> [What the exercise asks] Spot each line in the records below where the word "list" occurs, then copy it.
*** Opening Records provided ***
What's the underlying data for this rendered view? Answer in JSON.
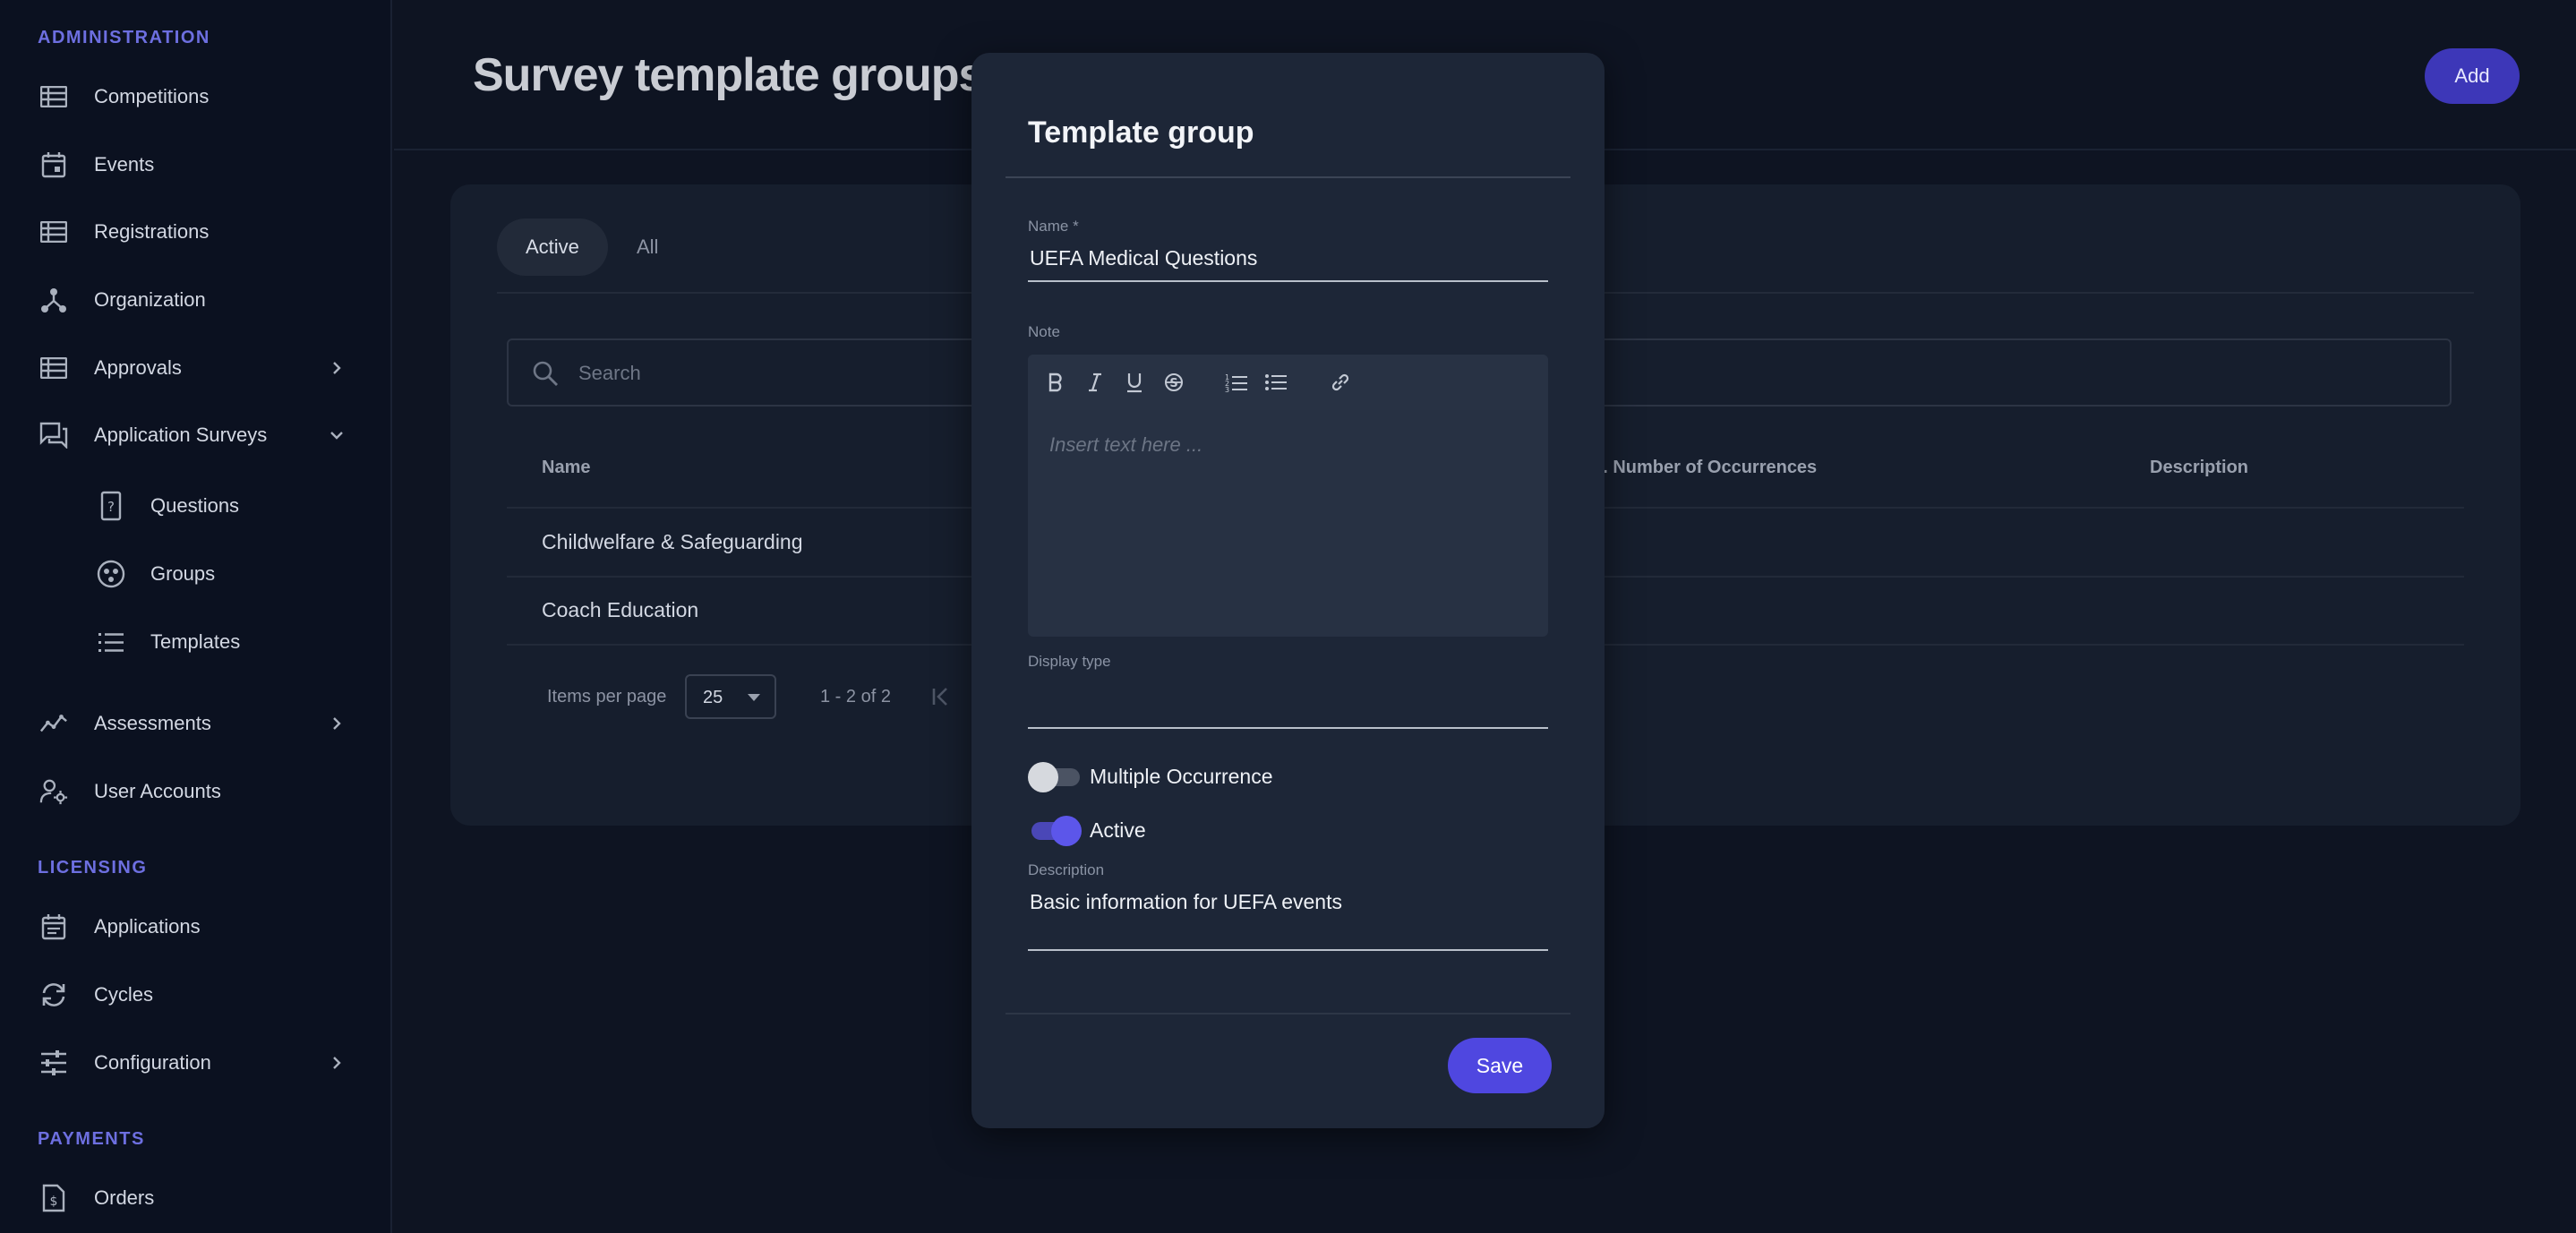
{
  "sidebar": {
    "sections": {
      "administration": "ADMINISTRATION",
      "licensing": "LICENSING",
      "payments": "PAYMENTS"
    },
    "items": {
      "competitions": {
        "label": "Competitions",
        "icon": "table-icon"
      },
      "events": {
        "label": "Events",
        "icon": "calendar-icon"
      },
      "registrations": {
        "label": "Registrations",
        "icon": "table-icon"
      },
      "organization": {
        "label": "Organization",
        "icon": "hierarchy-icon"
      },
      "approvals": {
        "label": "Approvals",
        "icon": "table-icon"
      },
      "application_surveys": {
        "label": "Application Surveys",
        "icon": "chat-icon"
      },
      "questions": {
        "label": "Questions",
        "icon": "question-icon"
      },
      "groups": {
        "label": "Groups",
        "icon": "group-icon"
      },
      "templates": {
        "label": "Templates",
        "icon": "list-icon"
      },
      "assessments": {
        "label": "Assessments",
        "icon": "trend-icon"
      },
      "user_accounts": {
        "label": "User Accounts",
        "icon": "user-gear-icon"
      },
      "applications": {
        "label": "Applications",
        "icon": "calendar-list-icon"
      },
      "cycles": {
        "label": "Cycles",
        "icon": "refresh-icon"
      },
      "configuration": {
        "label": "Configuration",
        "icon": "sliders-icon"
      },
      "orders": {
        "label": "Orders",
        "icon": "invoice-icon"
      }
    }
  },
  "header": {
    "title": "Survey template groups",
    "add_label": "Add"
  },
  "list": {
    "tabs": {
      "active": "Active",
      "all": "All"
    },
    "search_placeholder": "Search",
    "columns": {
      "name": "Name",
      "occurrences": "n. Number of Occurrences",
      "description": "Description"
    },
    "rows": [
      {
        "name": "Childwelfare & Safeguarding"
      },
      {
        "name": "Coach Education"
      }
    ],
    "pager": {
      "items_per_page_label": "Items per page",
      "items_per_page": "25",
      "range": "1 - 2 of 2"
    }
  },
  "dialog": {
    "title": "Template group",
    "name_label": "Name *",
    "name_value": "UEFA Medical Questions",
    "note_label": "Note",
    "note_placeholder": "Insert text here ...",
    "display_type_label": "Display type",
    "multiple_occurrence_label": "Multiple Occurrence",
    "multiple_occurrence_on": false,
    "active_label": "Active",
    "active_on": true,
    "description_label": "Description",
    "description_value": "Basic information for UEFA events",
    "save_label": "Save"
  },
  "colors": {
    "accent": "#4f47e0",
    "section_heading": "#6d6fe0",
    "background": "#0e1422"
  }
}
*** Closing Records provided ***
> [Task output]
        "icon": "list-icon"
        "icon": "calendar-list-icon"
  "list": {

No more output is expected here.